Molly lives with her mum. Her father has disappeared to Cuba and her older brothers have also departed to look for him. Molly lives a conflicted life. She loves her mum but she finds her unconventional behaviour and interest in healing plants embarrassing. Molly looks with longing at the seemingly ordinary and conventional life of her friend best Ellen.
Molly and her mum are having trouble with their awful neighbours. "Prudence Grimshaw had a long narrow head and short colourless hair, which rose upward and hovered above two stabbing eyes and a short line of lip." There are so many teaching opportunities that could be teased out from this description and the equally unflattering one of Ernest Grimshaw.
Mum decides they need a tree to block their garden from these complaining neighbours. Mum can work magic and so she collects an acorn from a nearby park. Mum plans to soak the acorn in a special "decoction" which will mean the full tree will grow in a week.
When you pick up your copy of Molly and Pim and the millions of stars please keep reading because the gasp aloud moment does not happen until page 51. I guarantee once you reach this point in the story you absolutely will not be able to put this book down as it races towards a very satisfying conclusion.
I am not going to tell you more about these events but I do need to talk about the aptly named Pim Wilder.
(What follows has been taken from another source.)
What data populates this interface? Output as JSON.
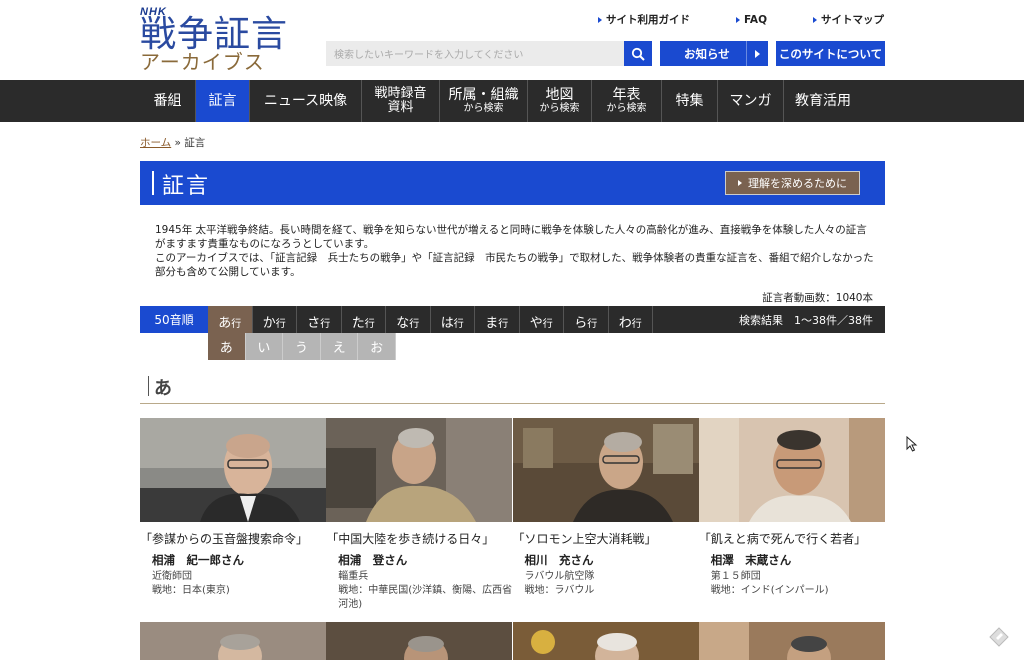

Pim is a very different boy and so he is a mystery to Molly but he also a boy she would like to understand. As their friendship develops Molly asks Pim :
"What do you want to learn at school?'
'Not footy, that's for sure. And not multiplication tables I want to know how stuff works. And how to make one thing become something else. Light, for instance, or sound. What does it feel like to fly? How does an albatross guide itself as it flies across the ocean? What is a star?"
I do hope Martine Murray has plans to write a book about Pim. He is such an interesting character.
Take a minute to look at this video where you can meet Martine Murray. You might also like to read this review. We have several books in our library by Martine Murray including The Slightly True Story of Cedar B Hartley which was short listed back in 2003.